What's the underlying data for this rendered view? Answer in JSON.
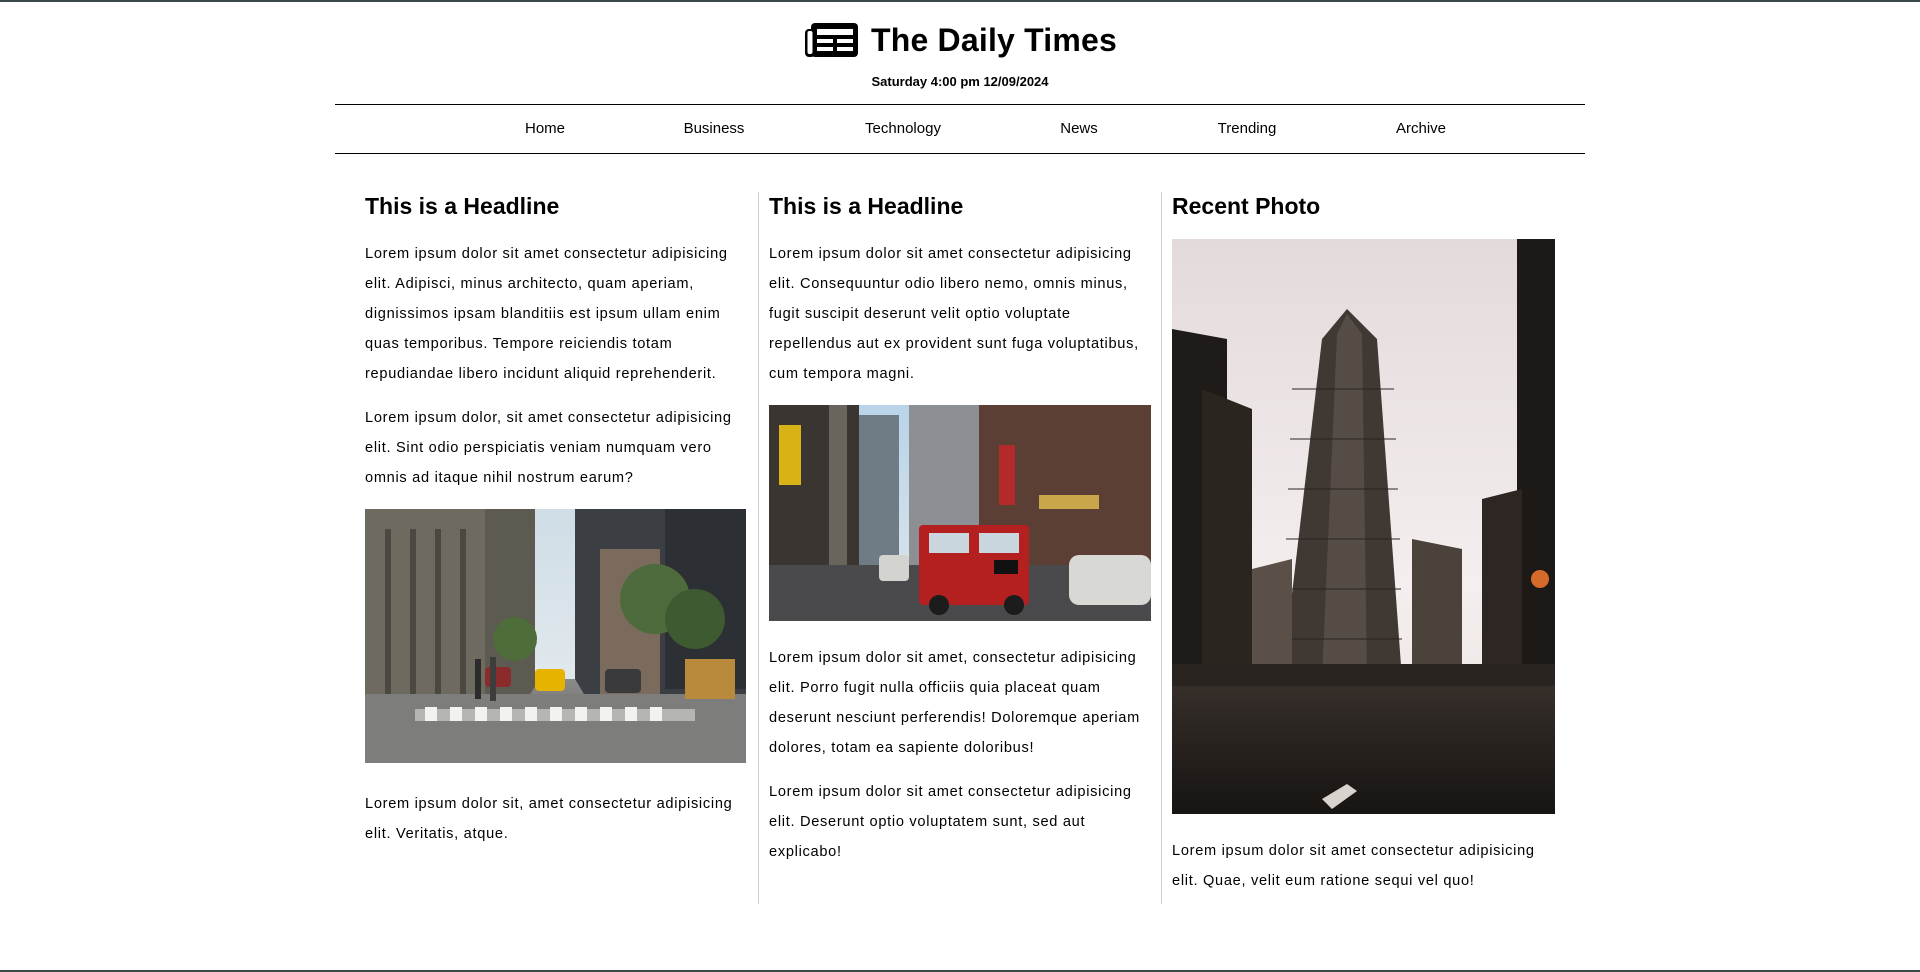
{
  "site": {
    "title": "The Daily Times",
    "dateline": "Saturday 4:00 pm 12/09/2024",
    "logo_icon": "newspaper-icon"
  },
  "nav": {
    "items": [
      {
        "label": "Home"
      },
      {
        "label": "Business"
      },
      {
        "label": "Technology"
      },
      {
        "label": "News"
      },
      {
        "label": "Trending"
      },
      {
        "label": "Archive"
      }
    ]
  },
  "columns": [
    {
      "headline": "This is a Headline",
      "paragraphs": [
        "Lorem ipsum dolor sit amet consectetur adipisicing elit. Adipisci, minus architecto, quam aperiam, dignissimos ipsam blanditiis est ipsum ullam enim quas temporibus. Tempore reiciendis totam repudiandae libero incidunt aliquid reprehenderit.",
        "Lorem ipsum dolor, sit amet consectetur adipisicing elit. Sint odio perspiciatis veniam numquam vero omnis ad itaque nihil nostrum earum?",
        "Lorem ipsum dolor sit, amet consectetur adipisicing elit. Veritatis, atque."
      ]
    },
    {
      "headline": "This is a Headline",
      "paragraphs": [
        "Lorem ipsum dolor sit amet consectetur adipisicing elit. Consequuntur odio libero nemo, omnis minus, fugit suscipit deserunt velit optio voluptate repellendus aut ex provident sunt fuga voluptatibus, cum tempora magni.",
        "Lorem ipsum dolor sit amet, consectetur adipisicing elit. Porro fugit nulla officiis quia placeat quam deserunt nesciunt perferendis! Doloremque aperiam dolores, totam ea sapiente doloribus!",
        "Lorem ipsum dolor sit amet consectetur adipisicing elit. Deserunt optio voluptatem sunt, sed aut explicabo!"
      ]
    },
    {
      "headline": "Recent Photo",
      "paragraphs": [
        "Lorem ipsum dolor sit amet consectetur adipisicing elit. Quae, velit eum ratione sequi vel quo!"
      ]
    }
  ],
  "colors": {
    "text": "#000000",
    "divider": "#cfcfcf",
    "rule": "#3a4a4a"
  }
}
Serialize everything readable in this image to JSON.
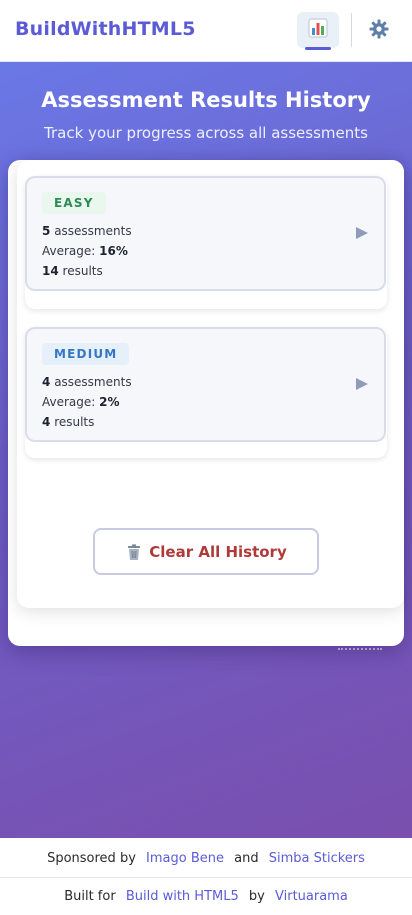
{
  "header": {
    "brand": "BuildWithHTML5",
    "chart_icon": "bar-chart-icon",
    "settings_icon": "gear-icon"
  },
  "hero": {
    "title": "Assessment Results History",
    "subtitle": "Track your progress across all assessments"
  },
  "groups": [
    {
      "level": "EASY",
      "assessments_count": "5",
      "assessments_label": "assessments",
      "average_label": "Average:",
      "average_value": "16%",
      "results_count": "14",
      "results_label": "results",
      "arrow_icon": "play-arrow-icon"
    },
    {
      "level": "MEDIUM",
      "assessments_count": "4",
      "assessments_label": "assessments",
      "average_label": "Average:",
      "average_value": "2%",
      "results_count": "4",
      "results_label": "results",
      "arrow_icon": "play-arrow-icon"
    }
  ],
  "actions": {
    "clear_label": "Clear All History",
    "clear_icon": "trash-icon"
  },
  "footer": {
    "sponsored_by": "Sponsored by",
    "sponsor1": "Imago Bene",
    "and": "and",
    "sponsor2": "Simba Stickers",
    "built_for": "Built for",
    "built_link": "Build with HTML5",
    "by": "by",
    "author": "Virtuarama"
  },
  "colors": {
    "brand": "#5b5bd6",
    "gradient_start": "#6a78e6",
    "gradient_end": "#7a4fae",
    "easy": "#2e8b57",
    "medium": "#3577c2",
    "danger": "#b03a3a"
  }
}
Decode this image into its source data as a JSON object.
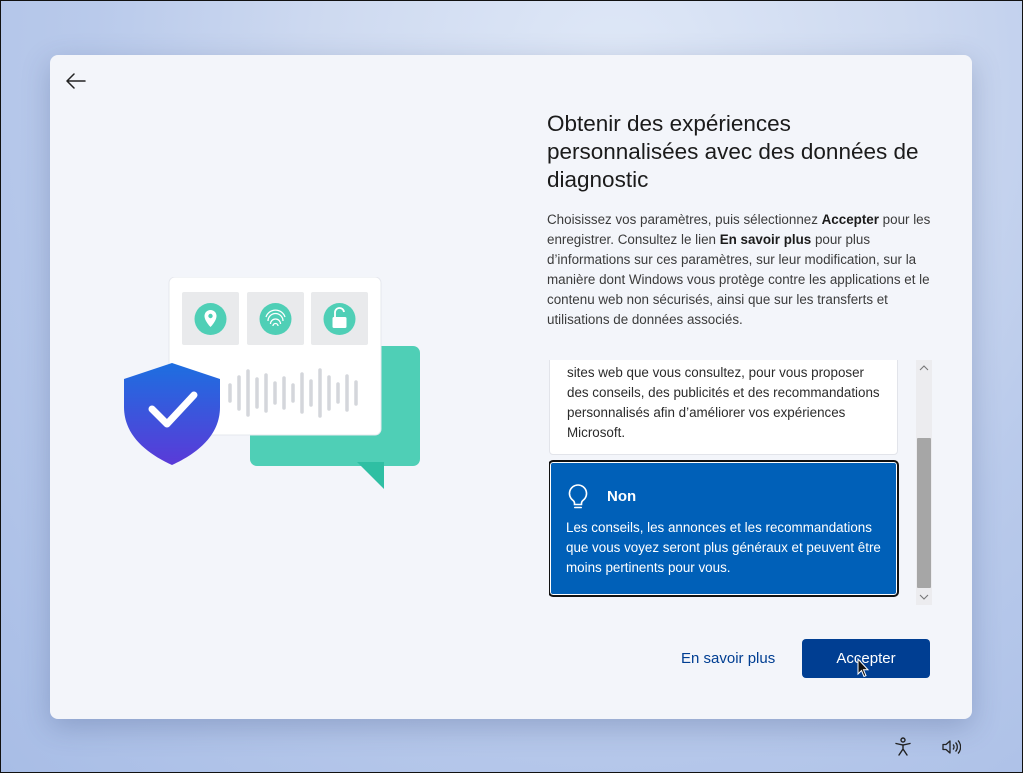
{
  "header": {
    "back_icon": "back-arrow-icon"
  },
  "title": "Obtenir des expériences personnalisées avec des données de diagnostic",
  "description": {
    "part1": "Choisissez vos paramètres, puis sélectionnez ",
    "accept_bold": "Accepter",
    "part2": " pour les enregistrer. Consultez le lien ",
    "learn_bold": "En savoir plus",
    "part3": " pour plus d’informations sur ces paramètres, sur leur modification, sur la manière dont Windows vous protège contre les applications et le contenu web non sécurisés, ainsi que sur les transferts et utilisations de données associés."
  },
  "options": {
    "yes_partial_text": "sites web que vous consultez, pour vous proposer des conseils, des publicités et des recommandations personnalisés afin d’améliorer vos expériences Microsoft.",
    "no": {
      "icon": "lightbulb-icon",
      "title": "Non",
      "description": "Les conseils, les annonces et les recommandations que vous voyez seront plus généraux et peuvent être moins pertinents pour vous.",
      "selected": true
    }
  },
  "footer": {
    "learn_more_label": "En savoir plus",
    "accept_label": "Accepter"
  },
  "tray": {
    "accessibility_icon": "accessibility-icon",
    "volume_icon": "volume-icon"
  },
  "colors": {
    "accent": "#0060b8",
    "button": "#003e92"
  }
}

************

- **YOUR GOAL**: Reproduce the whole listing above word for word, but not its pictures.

- **RESULT**:
What's the underlying data for this rendered view? Answer in JSON.
{
  "site": {
    "title": "The Daily Times",
    "dateline": "Saturday 4:00 pm 12/09/2024",
    "logo_icon": "newspaper-icon"
  },
  "nav": {
    "items": [
      {
        "label": "Home"
      },
      {
        "label": "Business"
      },
      {
        "label": "Technology"
      },
      {
        "label": "News"
      },
      {
        "label": "Trending"
      },
      {
        "label": "Archive"
      }
    ]
  },
  "columns": [
    {
      "headline": "This is a Headline",
      "paragraphs": [
        "Lorem ipsum dolor sit amet consectetur adipisicing elit. Adipisci, minus architecto, quam aperiam, dignissimos ipsam blanditiis est ipsum ullam enim quas temporibus. Tempore reiciendis totam repudiandae libero incidunt aliquid reprehenderit.",
        "Lorem ipsum dolor, sit amet consectetur adipisicing elit. Sint odio perspiciatis veniam numquam vero omnis ad itaque nihil nostrum earum?",
        "Lorem ipsum dolor sit, amet consectetur adipisicing elit. Veritatis, atque."
      ]
    },
    {
      "headline": "This is a Headline",
      "paragraphs": [
        "Lorem ipsum dolor sit amet consectetur adipisicing elit. Consequuntur odio libero nemo, omnis minus, fugit suscipit deserunt velit optio voluptate repellendus aut ex provident sunt fuga voluptatibus, cum tempora magni.",
        "Lorem ipsum dolor sit amet, consectetur adipisicing elit. Porro fugit nulla officiis quia placeat quam deserunt nesciunt perferendis! Doloremque aperiam dolores, totam ea sapiente doloribus!",
        "Lorem ipsum dolor sit amet consectetur adipisicing elit. Deserunt optio voluptatem sunt, sed aut explicabo!"
      ]
    },
    {
      "headline": "Recent Photo",
      "paragraphs": [
        "Lorem ipsum dolor sit amet consectetur adipisicing elit. Quae, velit eum ratione sequi vel quo!"
      ]
    }
  ],
  "colors": {
    "text": "#000000",
    "divider": "#cfcfcf",
    "rule": "#3a4a4a"
  }
}
Serialize everything readable in this image to JSON.
{
  "header": {
    "brand": "BuildWithHTML5",
    "chart_icon": "bar-chart-icon",
    "settings_icon": "gear-icon"
  },
  "hero": {
    "title": "Assessment Results History",
    "subtitle": "Track your progress across all assessments"
  },
  "groups": [
    {
      "level": "EASY",
      "assessments_count": "5",
      "assessments_label": "assessments",
      "average_label": "Average:",
      "average_value": "16%",
      "results_count": "14",
      "results_label": "results",
      "arrow_icon": "play-arrow-icon"
    },
    {
      "level": "MEDIUM",
      "assessments_count": "4",
      "assessments_label": "assessments",
      "average_label": "Average:",
      "average_value": "2%",
      "results_count": "4",
      "results_label": "results",
      "arrow_icon": "play-arrow-icon"
    }
  ],
  "actions": {
    "clear_label": "Clear All History",
    "clear_icon": "trash-icon"
  },
  "footer": {
    "sponsored_by": "Sponsored by",
    "sponsor1": "Imago Bene",
    "and": "and",
    "sponsor2": "Simba Stickers",
    "built_for": "Built for",
    "built_link": "Build with HTML5",
    "by": "by",
    "author": "Virtuarama"
  },
  "colors": {
    "brand": "#5b5bd6",
    "gradient_start": "#6a78e6",
    "gradient_end": "#7a4fae",
    "easy": "#2e8b57",
    "medium": "#3577c2",
    "danger": "#b03a3a"
  }
}
Decode this image into its source data as a JSON object.
{
  "header": {
    "back_icon": "back-arrow-icon"
  },
  "title": "Obtenir des expériences personnalisées avec des données de diagnostic",
  "description": {
    "part1": "Choisissez vos paramètres, puis sélectionnez ",
    "accept_bold": "Accepter",
    "part2": " pour les enregistrer. Consultez le lien ",
    "learn_bold": "En savoir plus",
    "part3": " pour plus d’informations sur ces paramètres, sur leur modification, sur la manière dont Windows vous protège contre les applications et le contenu web non sécurisés, ainsi que sur les transferts et utilisations de données associés."
  },
  "options": {
    "yes_partial_text": "sites web que vous consultez, pour vous proposer des conseils, des publicités et des recommandations personnalisés afin d’améliorer vos expériences Microsoft.",
    "no": {
      "icon": "lightbulb-icon",
      "title": "Non",
      "description": "Les conseils, les annonces et les recommandations que vous voyez seront plus généraux et peuvent être moins pertinents pour vous.",
      "selected": true
    }
  },
  "footer": {
    "learn_more_label": "En savoir plus",
    "accept_label": "Accepter"
  },
  "tray": {
    "accessibility_icon": "accessibility-icon",
    "volume_icon": "volume-icon"
  },
  "colors": {
    "accent": "#0060b8",
    "button": "#003e92"
  }
}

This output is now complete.